==== Extracted records ====

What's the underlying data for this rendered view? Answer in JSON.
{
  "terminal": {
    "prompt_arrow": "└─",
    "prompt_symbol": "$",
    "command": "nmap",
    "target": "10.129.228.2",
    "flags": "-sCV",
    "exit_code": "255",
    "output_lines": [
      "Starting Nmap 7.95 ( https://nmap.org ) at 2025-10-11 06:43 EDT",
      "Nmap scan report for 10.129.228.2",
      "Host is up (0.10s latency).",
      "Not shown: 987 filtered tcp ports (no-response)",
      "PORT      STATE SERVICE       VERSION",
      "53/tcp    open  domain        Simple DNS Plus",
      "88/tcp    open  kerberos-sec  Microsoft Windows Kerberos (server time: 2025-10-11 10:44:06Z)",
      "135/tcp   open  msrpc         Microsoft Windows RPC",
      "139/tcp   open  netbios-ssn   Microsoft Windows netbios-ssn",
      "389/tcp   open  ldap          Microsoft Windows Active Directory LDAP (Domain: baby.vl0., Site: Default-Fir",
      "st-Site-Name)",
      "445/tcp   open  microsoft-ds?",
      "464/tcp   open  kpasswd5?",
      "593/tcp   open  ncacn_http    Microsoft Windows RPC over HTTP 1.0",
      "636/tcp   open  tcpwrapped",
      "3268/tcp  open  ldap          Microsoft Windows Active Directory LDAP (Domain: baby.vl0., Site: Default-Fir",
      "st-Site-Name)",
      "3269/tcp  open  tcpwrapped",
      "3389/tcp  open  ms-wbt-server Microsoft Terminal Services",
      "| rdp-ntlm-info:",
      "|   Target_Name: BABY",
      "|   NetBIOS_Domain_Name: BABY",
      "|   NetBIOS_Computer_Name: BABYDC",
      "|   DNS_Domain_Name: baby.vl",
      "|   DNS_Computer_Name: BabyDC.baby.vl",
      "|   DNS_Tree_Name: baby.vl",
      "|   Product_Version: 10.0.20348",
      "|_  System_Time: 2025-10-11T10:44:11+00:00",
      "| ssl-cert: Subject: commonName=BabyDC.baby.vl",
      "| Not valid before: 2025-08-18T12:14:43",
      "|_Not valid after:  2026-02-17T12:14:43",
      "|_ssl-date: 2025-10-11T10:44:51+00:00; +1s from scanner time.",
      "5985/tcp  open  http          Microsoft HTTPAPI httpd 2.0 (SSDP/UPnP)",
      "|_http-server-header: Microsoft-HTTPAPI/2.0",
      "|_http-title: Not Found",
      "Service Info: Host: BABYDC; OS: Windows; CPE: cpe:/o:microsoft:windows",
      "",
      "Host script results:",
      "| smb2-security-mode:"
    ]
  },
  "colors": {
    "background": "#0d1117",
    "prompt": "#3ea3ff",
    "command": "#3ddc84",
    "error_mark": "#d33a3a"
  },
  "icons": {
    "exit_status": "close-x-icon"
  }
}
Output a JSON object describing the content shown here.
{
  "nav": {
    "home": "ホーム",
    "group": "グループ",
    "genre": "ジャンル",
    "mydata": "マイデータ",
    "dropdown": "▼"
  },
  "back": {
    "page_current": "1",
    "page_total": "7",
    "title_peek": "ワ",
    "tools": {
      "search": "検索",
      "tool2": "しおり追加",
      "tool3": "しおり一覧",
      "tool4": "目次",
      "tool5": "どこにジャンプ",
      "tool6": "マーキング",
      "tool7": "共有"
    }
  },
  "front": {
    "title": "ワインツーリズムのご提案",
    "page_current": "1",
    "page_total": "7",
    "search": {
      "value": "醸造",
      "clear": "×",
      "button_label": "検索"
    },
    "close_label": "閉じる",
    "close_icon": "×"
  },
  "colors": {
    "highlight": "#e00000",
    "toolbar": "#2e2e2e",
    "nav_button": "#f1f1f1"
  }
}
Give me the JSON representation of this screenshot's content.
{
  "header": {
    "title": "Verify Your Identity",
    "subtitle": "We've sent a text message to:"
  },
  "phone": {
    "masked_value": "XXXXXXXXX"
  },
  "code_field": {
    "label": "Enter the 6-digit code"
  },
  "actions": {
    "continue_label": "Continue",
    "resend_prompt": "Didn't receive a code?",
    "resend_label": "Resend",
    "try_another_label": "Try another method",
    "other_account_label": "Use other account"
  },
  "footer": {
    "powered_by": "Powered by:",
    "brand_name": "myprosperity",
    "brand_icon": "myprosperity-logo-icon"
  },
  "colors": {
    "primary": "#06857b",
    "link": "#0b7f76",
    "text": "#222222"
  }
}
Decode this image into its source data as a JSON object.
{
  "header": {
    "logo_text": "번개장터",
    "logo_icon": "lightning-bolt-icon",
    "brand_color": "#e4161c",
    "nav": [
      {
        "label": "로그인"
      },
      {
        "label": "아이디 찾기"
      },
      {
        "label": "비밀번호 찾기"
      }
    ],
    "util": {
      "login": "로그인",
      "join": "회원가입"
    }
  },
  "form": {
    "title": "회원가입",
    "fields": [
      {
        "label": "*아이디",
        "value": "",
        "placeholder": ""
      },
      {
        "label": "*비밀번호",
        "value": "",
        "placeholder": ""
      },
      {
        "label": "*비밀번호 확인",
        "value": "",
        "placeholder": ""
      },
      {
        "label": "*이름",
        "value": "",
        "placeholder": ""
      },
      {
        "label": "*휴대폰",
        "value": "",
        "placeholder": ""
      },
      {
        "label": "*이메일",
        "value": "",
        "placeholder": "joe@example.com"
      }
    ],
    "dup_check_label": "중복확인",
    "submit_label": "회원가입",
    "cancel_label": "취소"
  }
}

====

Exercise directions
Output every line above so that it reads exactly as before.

Solution to the problem
What's the underlying data for this rendered view? Answer in JSON.
{
  "terminal": {
    "prompt_arrow": "└─",
    "prompt_symbol": "$",
    "command": "nmap",
    "target": "10.129.228.2",
    "flags": "-sCV",
    "exit_code": "255",
    "output_lines": [
      "Starting Nmap 7.95 ( https://nmap.org ) at 2025-10-11 06:43 EDT",
      "Nmap scan report for 10.129.228.2",
      "Host is up (0.10s latency).",
      "Not shown: 987 filtered tcp ports (no-response)",
      "PORT      STATE SERVICE       VERSION",
      "53/tcp    open  domain        Simple DNS Plus",
      "88/tcp    open  kerberos-sec  Microsoft Windows Kerberos (server time: 2025-10-11 10:44:06Z)",
      "135/tcp   open  msrpc         Microsoft Windows RPC",
      "139/tcp   open  netbios-ssn   Microsoft Windows netbios-ssn",
      "389/tcp   open  ldap          Microsoft Windows Active Directory LDAP (Domain: baby.vl0., Site: Default-Fir",
      "st-Site-Name)",
      "445/tcp   open  microsoft-ds?",
      "464/tcp   open  kpasswd5?",
      "593/tcp   open  ncacn_http    Microsoft Windows RPC over HTTP 1.0",
      "636/tcp   open  tcpwrapped",
      "3268/tcp  open  ldap          Microsoft Windows Active Directory LDAP (Domain: baby.vl0., Site: Default-Fir",
      "st-Site-Name)",
      "3269/tcp  open  tcpwrapped",
      "3389/tcp  open  ms-wbt-server Microsoft Terminal Services",
      "| rdp-ntlm-info:",
      "|   Target_Name: BABY",
      "|   NetBIOS_Domain_Name: BABY",
      "|   NetBIOS_Computer_Name: BABYDC",
      "|   DNS_Domain_Name: baby.vl",
      "|   DNS_Computer_Name: BabyDC.baby.vl",
      "|   DNS_Tree_Name: baby.vl",
      "|   Product_Version: 10.0.20348",
      "|_  System_Time: 2025-10-11T10:44:11+00:00",
      "| ssl-cert: Subject: commonName=BabyDC.baby.vl",
      "| Not valid before: 2025-08-18T12:14:43",
      "|_Not valid after:  2026-02-17T12:14:43",
      "|_ssl-date: 2025-10-11T10:44:51+00:00; +1s from scanner time.",
      "5985/tcp  open  http          Microsoft HTTPAPI httpd 2.0 (SSDP/UPnP)",
      "|_http-server-header: Microsoft-HTTPAPI/2.0",
      "|_http-title: Not Found",
      "Service Info: Host: BABYDC; OS: Windows; CPE: cpe:/o:microsoft:windows",
      "",
      "Host script results:",
      "| smb2-security-mode:"
    ]
  },
  "colors": {
    "background": "#0d1117",
    "prompt": "#3ea3ff",
    "command": "#3ddc84",
    "error_mark": "#d33a3a"
  },
  "icons": {
    "exit_status": "close-x-icon"
  }
}
Output a JSON object describing the content shown here.
{
  "nav": {
    "home": "ホーム",
    "group": "グループ",
    "genre": "ジャンル",
    "mydata": "マイデータ",
    "dropdown": "▼"
  },
  "back": {
    "page_current": "1",
    "page_total": "7",
    "title_peek": "ワ",
    "tools": {
      "search": "検索",
      "tool2": "しおり追加",
      "tool3": "しおり一覧",
      "tool4": "目次",
      "tool5": "どこにジャンプ",
      "tool6": "マーキング",
      "tool7": "共有"
    }
  },
  "front": {
    "title": "ワインツーリズムのご提案",
    "page_current": "1",
    "page_total": "7",
    "search": {
      "value": "醸造",
      "clear": "×",
      "button_label": "検索"
    },
    "close_label": "閉じる",
    "close_icon": "×"
  },
  "colors": {
    "highlight": "#e00000",
    "toolbar": "#2e2e2e",
    "nav_button": "#f1f1f1"
  }
}
Give me the JSON representation of this screenshot's content.
{
  "header": {
    "title": "Verify Your Identity",
    "subtitle": "We've sent a text message to:"
  },
  "phone": {
    "masked_value": "XXXXXXXXX"
  },
  "code_field": {
    "label": "Enter the 6-digit code"
  },
  "actions": {
    "continue_label": "Continue",
    "resend_prompt": "Didn't receive a code?",
    "resend_label": "Resend",
    "try_another_label": "Try another method",
    "other_account_label": "Use other account"
  },
  "footer": {
    "powered_by": "Powered by:",
    "brand_name": "myprosperity",
    "brand_icon": "myprosperity-logo-icon"
  },
  "colors": {
    "primary": "#06857b",
    "link": "#0b7f76",
    "text": "#222222"
  }
}
Decode this image into its source data as a JSON object.
{
  "header": {
    "logo_text": "번개장터",
    "logo_icon": "lightning-bolt-icon",
    "brand_color": "#e4161c",
    "nav": [
      {
        "label": "로그인"
      },
      {
        "label": "아이디 찾기"
      },
      {
        "label": "비밀번호 찾기"
      }
    ],
    "util": {
      "login": "로그인",
      "join": "회원가입"
    }
  },
  "form": {
    "title": "회원가입",
    "fields": [
      {
        "label": "*아이디",
        "value": "",
        "placeholder": ""
      },
      {
        "label": "*비밀번호",
        "value": "",
        "placeholder": ""
      },
      {
        "label": "*비밀번호 확인",
        "value": "",
        "placeholder": ""
      },
      {
        "label": "*이름",
        "value": "",
        "placeholder": ""
      },
      {
        "label": "*휴대폰",
        "value": "",
        "placeholder": ""
      },
      {
        "label": "*이메일",
        "value": "",
        "placeholder": "joe@example.com"
      }
    ],
    "dup_check_label": "중복확인",
    "submit_label": "회원가입",
    "cancel_label": "취소"
  }
}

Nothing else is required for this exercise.